  • Fighting monsters is for brave warriors

     I remember meeting a math teacher at Brunswick Community College who, years ago, initiated a Fight Your Dragon process. Apparently, she had heard — too often — the cry of students who feared math and had convinced themselves it was far too difficult a challenge. They opted to take the road more traveled, the path of avoidance and denial.

     

  • What is obscenity and what do we do about it?
  • Evangelization is about naming grace

     Every decade has its buzzwords. This is true in religious circles, as well. It seems as if we need new nomenclatures to help us renew, and hopefully deepen, our understanding and commitment to any cause with which we are involved.
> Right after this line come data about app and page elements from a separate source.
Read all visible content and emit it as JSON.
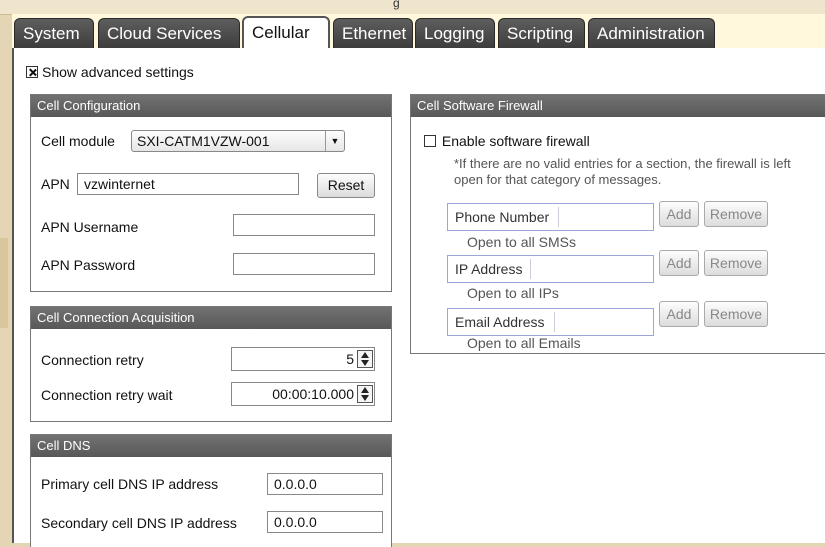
{
  "window": {
    "title": "g"
  },
  "tabs": [
    {
      "label": "System"
    },
    {
      "label": "Cloud Services"
    },
    {
      "label": "Cellular"
    },
    {
      "label": "Ethernet"
    },
    {
      "label": "Logging"
    },
    {
      "label": "Scripting"
    },
    {
      "label": "Administration"
    }
  ],
  "advanced": {
    "label": "Show advanced settings",
    "checked": true
  },
  "cell_config": {
    "title": "Cell Configuration",
    "module_label": "Cell module",
    "module_value": "SXI-CATM1VZW-001",
    "apn_label": "APN",
    "apn_value": "vzwinternet",
    "reset_label": "Reset",
    "apn_user_label": "APN Username",
    "apn_user_value": "",
    "apn_pass_label": "APN Password",
    "apn_pass_value": ""
  },
  "acquisition": {
    "title": "Cell Connection Acquisition",
    "retry_label": "Connection retry",
    "retry_value": "5",
    "wait_label": "Connection retry wait",
    "wait_value": "00:00:10.000"
  },
  "dns": {
    "title": "Cell DNS",
    "primary_label": "Primary cell DNS IP address",
    "primary_value": "0.0.0.0",
    "secondary_label": "Secondary cell DNS IP address",
    "secondary_value": "0.0.0.0"
  },
  "firewall": {
    "title": "Cell Software Firewall",
    "enable_label": "Enable software firewall",
    "enabled": false,
    "note": "*If there are no valid entries for a section, the firewall is left open for that category of messages.",
    "add_label": "Add",
    "remove_label": "Remove",
    "sections": [
      {
        "placeholder": "Phone Number",
        "status": "Open to all SMSs"
      },
      {
        "placeholder": "IP Address",
        "status": "Open to all IPs"
      },
      {
        "placeholder": "Email Address",
        "status": "Open to all Emails"
      }
    ]
  }
}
    Though I’d scarcely call it a buzzword, evangelization has been voiced as essential to Christianity from its beginnings. In the earliest gospel according to Mark, we read a terse command: “Repent and believe in the Gospel.” Then comes the Great Commission, “Go into the whole world and proclaim the Gospel.”
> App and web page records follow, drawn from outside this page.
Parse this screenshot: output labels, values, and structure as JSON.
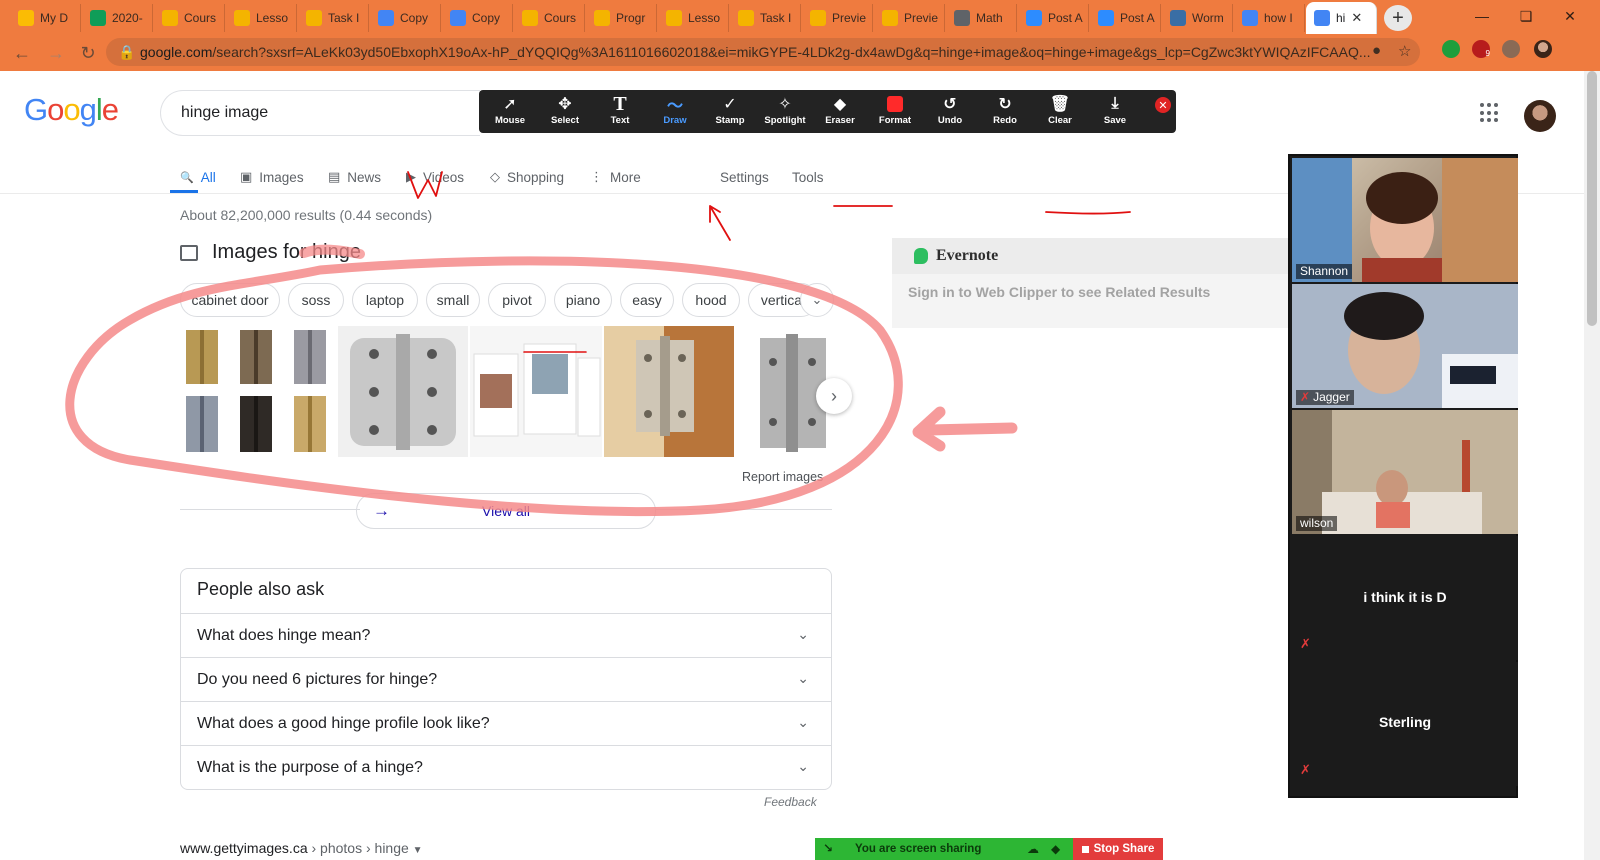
{
  "browser": {
    "tabs": [
      {
        "label": "My D",
        "color": "#fbbc04"
      },
      {
        "label": "2020-",
        "color": "#0f9d58"
      },
      {
        "label": "Cours",
        "color": "#f4b400"
      },
      {
        "label": "Lesso",
        "color": "#f4b400"
      },
      {
        "label": "Task I",
        "color": "#f4b400"
      },
      {
        "label": "Copy",
        "color": "#4285f4"
      },
      {
        "label": "Copy",
        "color": "#4285f4"
      },
      {
        "label": "Cours",
        "color": "#f4b400"
      },
      {
        "label": "Progr",
        "color": "#f4b400"
      },
      {
        "label": "Lesso",
        "color": "#f4b400"
      },
      {
        "label": "Task I",
        "color": "#f4b400"
      },
      {
        "label": "Previe",
        "color": "#f4b400"
      },
      {
        "label": "Previe",
        "color": "#f4b400"
      },
      {
        "label": "Math",
        "color": "#5f6368"
      },
      {
        "label": "Post A",
        "color": "#2d8cff"
      },
      {
        "label": "Post A",
        "color": "#2d8cff"
      },
      {
        "label": "Worm",
        "color": "#3a6ea5"
      },
      {
        "label": "how I",
        "color": "#4285f4"
      },
      {
        "label": "hi",
        "color": "#4285f4",
        "active": true
      }
    ],
    "new_tab": "+",
    "url_host": "google.com",
    "url_rest": "/search?sxsrf=ALeKk03yd50EbxophX19oAx-hP_dYQQIQg%3A1611016602018&ei=mikGYPE-4LDk2g-dx4awDg&q=hinge+image&oq=hinge+image&gs_lcp=CgZwc3ktYWIQAzIFCAAQ...",
    "ext_badge": "9"
  },
  "google": {
    "logo": [
      "G",
      "o",
      "o",
      "g",
      "l",
      "e"
    ],
    "logo_colors": [
      "#4285f4",
      "#ea4335",
      "#fbbc05",
      "#4285f4",
      "#34a853",
      "#ea4335"
    ],
    "query": "hinge image",
    "tabs": [
      {
        "label": "All",
        "icon": "search-icon",
        "active": true
      },
      {
        "label": "Images",
        "icon": "image-icon"
      },
      {
        "label": "News",
        "icon": "news-icon"
      },
      {
        "label": "Videos",
        "icon": "video-icon"
      },
      {
        "label": "Shopping",
        "icon": "tag-icon"
      },
      {
        "label": "More",
        "icon": "more-vert-icon"
      }
    ],
    "settings": "Settings",
    "tools": "Tools",
    "result_stats": "About 82,200,000 results (0.44 seconds)",
    "images_heading_prefix": "Images for",
    "images_heading_term": "hinge",
    "chips": [
      "cabinet door",
      "soss",
      "laptop",
      "small",
      "pivot",
      "piano",
      "easy",
      "hood",
      "vertical"
    ],
    "report_images": "Report images",
    "view_all": "View all",
    "paa_title": "People also ask",
    "paa_questions": [
      "What does hinge mean?",
      "Do you need 6 pictures for hinge?",
      "What does a good hinge profile look like?",
      "What is the purpose of a hinge?"
    ],
    "feedback": "Feedback",
    "cite_host": "www.gettyimages.ca",
    "cite_path": " › photos › hinge"
  },
  "zoom_toolbar": {
    "tools": [
      {
        "label": "Mouse",
        "icon": "cursor-icon"
      },
      {
        "label": "Select",
        "icon": "move-icon"
      },
      {
        "label": "Text",
        "icon": "text-icon"
      },
      {
        "label": "Draw",
        "icon": "draw-icon",
        "active": true
      },
      {
        "label": "Stamp",
        "icon": "check-icon"
      },
      {
        "label": "Spotlight",
        "icon": "wand-icon"
      },
      {
        "label": "Eraser",
        "icon": "eraser-icon"
      },
      {
        "label": "Format",
        "icon": "color-swatch-icon"
      },
      {
        "label": "Undo",
        "icon": "undo-icon"
      },
      {
        "label": "Redo",
        "icon": "redo-icon"
      },
      {
        "label": "Clear",
        "icon": "trash-icon"
      },
      {
        "label": "Save",
        "icon": "save-icon"
      }
    ],
    "format_color": "#ff2a2a"
  },
  "evernote": {
    "title": "Evernote",
    "message": "Sign in to Web Clipper to see Related Results"
  },
  "participants": [
    {
      "name": "Shannon",
      "video": true,
      "muted": false
    },
    {
      "name": "Jagger",
      "video": true,
      "muted": true
    },
    {
      "name": "wilson",
      "video": true,
      "muted": false,
      "speaking": true
    },
    {
      "name": "i think it is D",
      "video": false,
      "muted": true
    },
    {
      "name": "Sterling",
      "video": false,
      "muted": true
    }
  ],
  "screen_share": {
    "status": "You are screen sharing",
    "stop": "Stop Share"
  },
  "colors": {
    "chrome_frame": "#ef7b3f",
    "annotation_pink": "#f58a8a",
    "annotation_red": "#e01010",
    "link_blue": "#1a0dab",
    "accent_blue": "#1a73e8"
  }
}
  • Social studies steers students into vineyard learning

     One of my daughters teaches social studies in a Connecticut middle school. She’s been happily committed to this vocation for nearly 30 years. I am always interested in her experiences, observations, perceptions, and perspectives on today’s methodology.

     

  • Scars tell stories

     

     

    I don’t know Craig Scott. I do know a quote attributed to him. “From every wound there is a scar, and every scar tells a story. A story that says, ‘I survived.’” The quote is powerfully real. It describes so many survival experiences, so many scars, so many stories.

  • Mother's day memories make me smile

     


    My mother died in April 2011, six months shy of her 98th birthday. I received the news while I lay in a hospital bed clinging to life by a thread. Her life and mine had been entwined for nearly 74 years. They were years filled with laughter and tears, sorrows and joys. They are now memories of life attacked with the bravissimo peculiar to Italian heritage.
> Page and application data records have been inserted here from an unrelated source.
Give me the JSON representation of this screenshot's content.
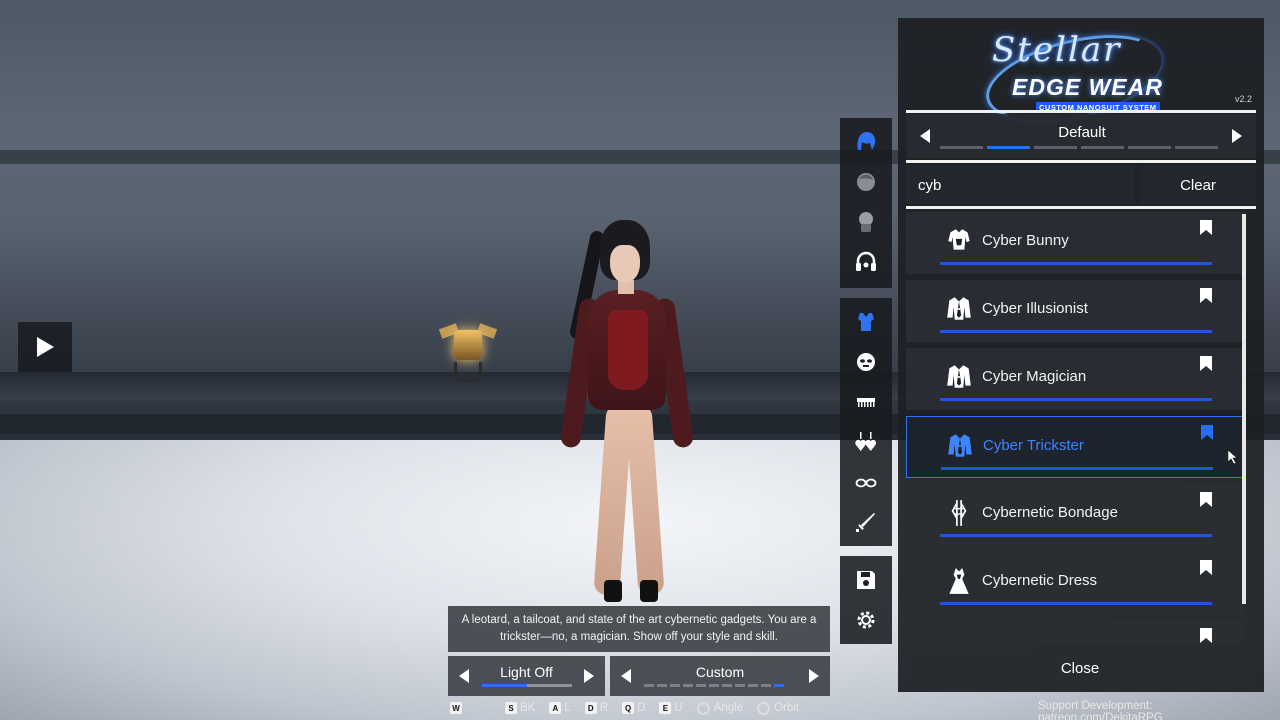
{
  "panel": {
    "logo_script": "Stellar",
    "logo_main": "EDGE WEAR",
    "logo_sub": "CUSTOM NANOSUIT SYSTEM",
    "version": "v2.2",
    "preset": "Default",
    "preset_segments": 6,
    "preset_active_segment": 1,
    "search_value": "cyb",
    "clear_label": "Clear",
    "close_label": "Close",
    "items": [
      {
        "label": "Cyber Bunny",
        "icon": "bodysuit-icon",
        "bookmarked": false,
        "selected": false
      },
      {
        "label": "Cyber Illusionist",
        "icon": "jacket-icon",
        "bookmarked": false,
        "selected": false
      },
      {
        "label": "Cyber Magician",
        "icon": "jacket-icon",
        "bookmarked": false,
        "selected": false
      },
      {
        "label": "Cyber Trickster",
        "icon": "jacket-icon",
        "bookmarked": true,
        "selected": true
      },
      {
        "label": "Cybernetic Bondage",
        "icon": "straps-icon",
        "bookmarked": false,
        "selected": false
      },
      {
        "label": "Cybernetic Dress",
        "icon": "dress-icon",
        "bookmarked": false,
        "selected": false
      }
    ]
  },
  "sidebar": {
    "group1": [
      "hair-icon",
      "face-icon",
      "head-accessory-icon",
      "headphones-icon"
    ],
    "group2": [
      "suit-icon",
      "mask-icon",
      "comb-icon",
      "earrings-icon",
      "glasses-icon",
      "sword-icon"
    ],
    "group3": [
      "save-icon",
      "settings-icon"
    ],
    "active": "suit-icon"
  },
  "bottom": {
    "description": "A leotard, a tailcoat, and state of the art cybernetic gadgets. You are a trickster—no, a magician. Show off your style and skill.",
    "light_label": "Light Off",
    "light_level": 0.5,
    "custom_label": "Custom",
    "custom_segments": 11,
    "custom_active_segment": 10
  },
  "hotkeys": [
    {
      "key": "W",
      "label": ""
    },
    {
      "key": "S",
      "label": "BK"
    },
    {
      "key": "A",
      "label": "L"
    },
    {
      "key": "D",
      "label": "R"
    },
    {
      "key": "Q",
      "label": "D"
    },
    {
      "key": "E",
      "label": "U"
    }
  ],
  "mouse_hints": {
    "angle": "Angle",
    "orbit": "Orbit"
  },
  "support_text": "Support Development: patreon.com/DekitaRPG",
  "colors": {
    "accent": "#2a6ef5",
    "selected_text": "#3d84ff",
    "panel_bg": "#1c1f24"
  }
}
  • Caro, the story of a good shepherd

     Once upon a time, in a land quite far from here, there lived a shepherd whose name was Caro. He was a gentle man who lived a simple life on a tiny patch of land he had inherited from his father, and his grandfather before him.

     

    Caro lived in a little hut made from stone that had been gathered from the hillside nearby. It had only one room, and its furniture was sturdy but simple: a table and chair, a straw mat for sleeping, one oil lamp, and a few pots and pans for cooking. A huge fireplace provided heat and light.

  • Survivors are our stars
  • The fourth ‘R’ in education

     Years ago, we hummed a tune regarding the three R’s –– readin’ and ‘ritin’ and ‘rithmetic –– all taught to the tune of a hickory stick! Nowadays, we’ve retained the infamous R’s and denounced the punishment of the hickory stick. We try to make education available to all. Sometimes, our success is called into question, but always we make the attempt. However, I wonder if we give short shrift to a fourth R, or even stop to consider it a crucial component in the educational process. The fourth R is relationship.